 Featured photo courtesy of Midwives for Haiti.

Uganda Holds First National Family Planning Conference

While her husband holds their youngest child, Twesigye Christente waits to receive a long-acting contraceptive at the Kinaaba Health Center II. Photo: UNFPA/Omar Gharzeddine

This week Uganda held its first national family planning conference in Kampala. This is particularly significant because family planning has not always been pressing on the agenda of Uganda’s longtime president, Yoweri Museveni. In fact, under Museveni’s 30 year leadership, Uganda’s population more than doubled from 1986 until 2012. Museveni has traditionally advocated for a large population that he believed could boost economic growth for Uganda. But during this week’s family planning conference Museveni changed his stance on women’s right to space their pregnancies saying, “Although I advocate for a big population, I have realised that a poor quality population cannot transform the country.”

Family planning has gained worldwide traction since the London Family Planning Summit held in July 2012. At the summit, Uganda committed to decreasing its unmet need for family planning services by 40 percent and increasing its budget for family planning by 30 percent from $3.3 million USD to $5 million USD. By 2022, Uganda wants its unmet need for family planning services to reach 10 percent. Right now Uganda’s unmet need for family planning services hovers around 34 percent.

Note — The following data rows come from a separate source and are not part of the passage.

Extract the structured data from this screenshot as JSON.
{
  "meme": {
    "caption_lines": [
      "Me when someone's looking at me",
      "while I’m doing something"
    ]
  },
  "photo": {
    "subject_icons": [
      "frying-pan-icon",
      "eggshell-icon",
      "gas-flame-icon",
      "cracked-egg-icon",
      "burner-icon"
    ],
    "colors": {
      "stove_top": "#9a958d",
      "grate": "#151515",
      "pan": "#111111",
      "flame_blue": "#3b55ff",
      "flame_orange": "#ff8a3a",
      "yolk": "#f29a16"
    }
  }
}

Uganda has extensive work to do in order to reach its summit commitments, but this week’s national family planning conference signals to the world that it government leaders have amassed enough political will to put family planning on its national agenda and to be held accountable for its public goals.

Read more about Uganda’s first family planning conference at health.go.ug/FPconferenceuganda.